|Arrival. Finally! (Bailey is pictured front row, center)|
Our intrepid but weary band of travelers, having eagerly exited from Fiji Airways’ soon-to-be-retired Boeing 747 on the Island of Viti Levu, stand on the jetway at 4:45AM medicinally taking in lung fulls of the tropical air. The distinctive fragrance and texture of that air helps us immediately and completely forget about the not-so-comfy, 11-hour, knee cramped, coughing-and-sneezing effervescence saturated air, and not unexpected, completely full flight from Los Angeles. We are again in a truly familiar place, having last been in this exact spot only 18 months before.
|Close up of eels and peppers | Photo: K. Ellenbogen|
The 2013 installment of the Monterey Bay Aquarium/New England Aquarium ‘extended family’ Fiji diving reunion has a roster sporting 13 of 18 Fiji veteran participants. Those returning veterans verbally paint pictures of what to expect once aboard the spectacular 124-foot motorsailer NAI’A, and point out that somehow the stamina will indeed be summoned late in this very long day for our 1st dive of the trip.
|Bountiful baggage beyond belief | Photo: K. Ellenbogen|
Once the enormous pile of dive kit, camera gear, village-visit gifts, and oh, yes, clothing, has been moved out of the airport’s confines, we will head into Nadi (pronounced nan’ dee) town to explore the market, purchase Fijian postage stamps, stock up on Bula shirts, and procure those last minute items mistakenly left behind in the States.
|Nadi town makete, Shed #1 | Photo: K. Ellenbogen|
Saturday in Nadi is big. Seemingly everyone possible comes to town, making the streets, makete (Fijian for open air market), shops and food stalls very busy. Nadi’s makete is an amazing place, as it contains everything from live crabs, to kava root (ingredient in a mild buzz-inducing drink), to the exotic breadfruit and jack fruit, to very aromatic spices, and has friendly and welcoming Fijians throughout inviting you to discuss their wares.
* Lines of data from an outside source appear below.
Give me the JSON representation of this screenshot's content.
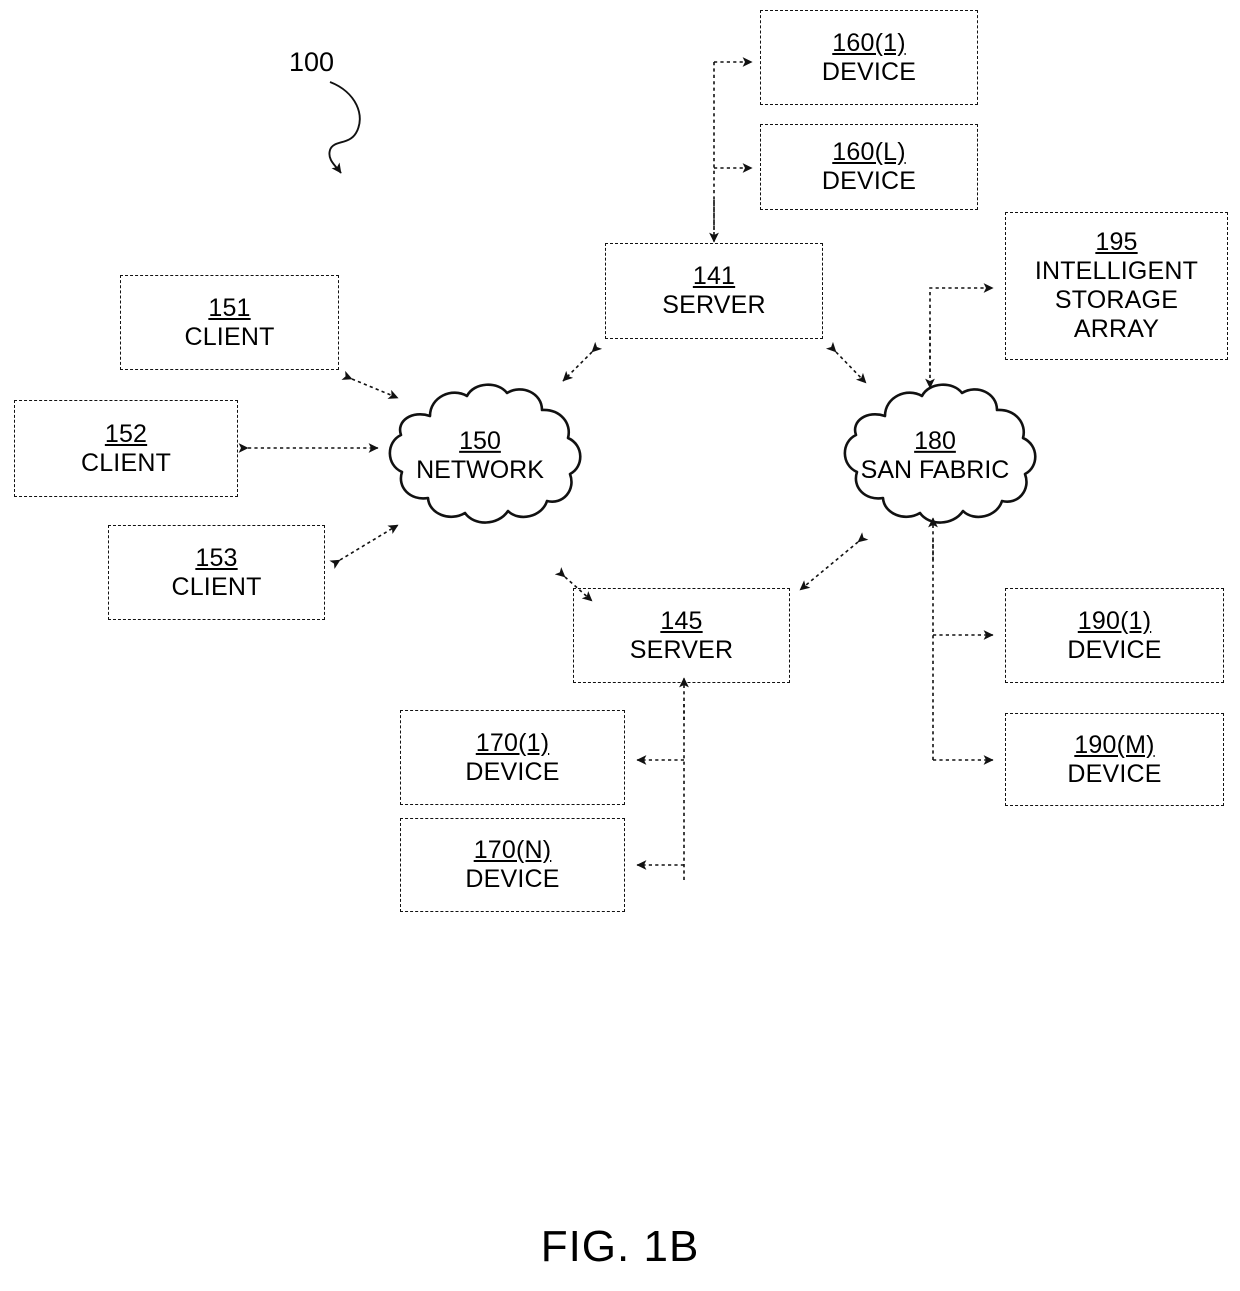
{
  "figure": {
    "caption": "FIG. 1B",
    "system_ref": "100"
  },
  "nodes": {
    "device_160_1": {
      "ref": "160(1)",
      "label": "DEVICE"
    },
    "device_160_L": {
      "ref": "160(L)",
      "label": "DEVICE"
    },
    "server_141": {
      "ref": "141",
      "label": "SERVER"
    },
    "client_151": {
      "ref": "151",
      "label": "CLIENT"
    },
    "client_152": {
      "ref": "152",
      "label": "CLIENT"
    },
    "client_153": {
      "ref": "153",
      "label": "CLIENT"
    },
    "network_150": {
      "ref": "150",
      "label": "NETWORK"
    },
    "san_fabric_180": {
      "ref": "180",
      "label": "SAN FABRIC"
    },
    "storage_195": {
      "ref": "195",
      "label": "INTELLIGENT\nSTORAGE\nARRAY"
    },
    "server_145": {
      "ref": "145",
      "label": "SERVER"
    },
    "device_170_1": {
      "ref": "170(1)",
      "label": "DEVICE"
    },
    "device_170_N": {
      "ref": "170(N)",
      "label": "DEVICE"
    },
    "device_190_1": {
      "ref": "190(1)",
      "label": "DEVICE"
    },
    "device_190_M": {
      "ref": "190(M)",
      "label": "DEVICE"
    }
  },
  "colors": {
    "line": "#111111",
    "text": "#000000",
    "background": "#ffffff"
  }
}
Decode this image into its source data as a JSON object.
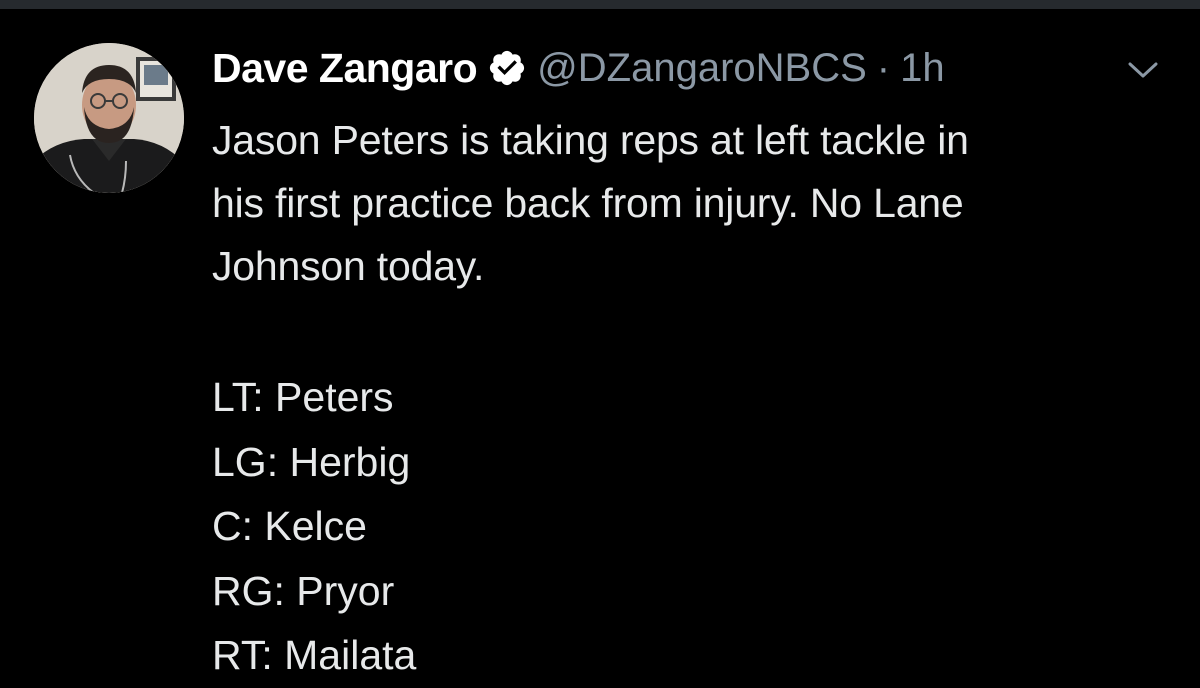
{
  "tweet": {
    "author": {
      "display_name": "Dave Zangaro",
      "verified": true,
      "handle": "@DZangaroNBCS",
      "separator": "·",
      "time_ago": "1h"
    },
    "text_lines": [
      "Jason Peters is taking reps at left tackle in",
      "his first practice back from injury. No Lane",
      "Johnson today."
    ],
    "lineup": [
      {
        "position": "LT",
        "player": "Peters",
        "text": "LT: Peters"
      },
      {
        "position": "LG",
        "player": "Herbig",
        "text": "LG: Herbig"
      },
      {
        "position": "C",
        "player": "Kelce",
        "text": "C: Kelce"
      },
      {
        "position": "RG",
        "player": "Pryor",
        "text": "RG: Pryor"
      },
      {
        "position": "RT",
        "player": "Mailata",
        "text": "RT: Mailata"
      }
    ]
  },
  "icons": {
    "verified": "verified-badge-icon",
    "menu": "chevron-down-icon"
  },
  "colors": {
    "background": "#000000",
    "primary_text": "#e7e9ea",
    "secondary_text": "#8b98a5",
    "badge": "#ffffff"
  }
}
It has become a first day ritual to immediately immerse ourselves in Fijian culture, get something to eat, stroll through the handicraft vendors’ cubbies, and check out what the local fisherman are catching in the surrounding waters.
|Diverse offerings on one blanket- fish, vegetables, clams, spices, fruits, and live crabs! | Photo: K. Ellenbogen|
Our team includes marine biologists, educators, scientists, entrepreneurs, I.T. specialists, medical professionals, photographers, a robotics expert and, as Garrison Keillor would say, an English major. Uniting us all is the desire to be in this special place that extends our public aquarium connection to the blue planet’s soul—the coral reef.
|Carefully stacking kai (freshwater mussels) | Photo: K. Ellenbogen|
Stay tuned to this blog to follow the team as they dive to collect data on the health of the coral reefs, pick up trash where they find it, check in with the villagers to see how some conservation initiatives are faring and further develop connections with the people that live on these beautiful Pacific islands.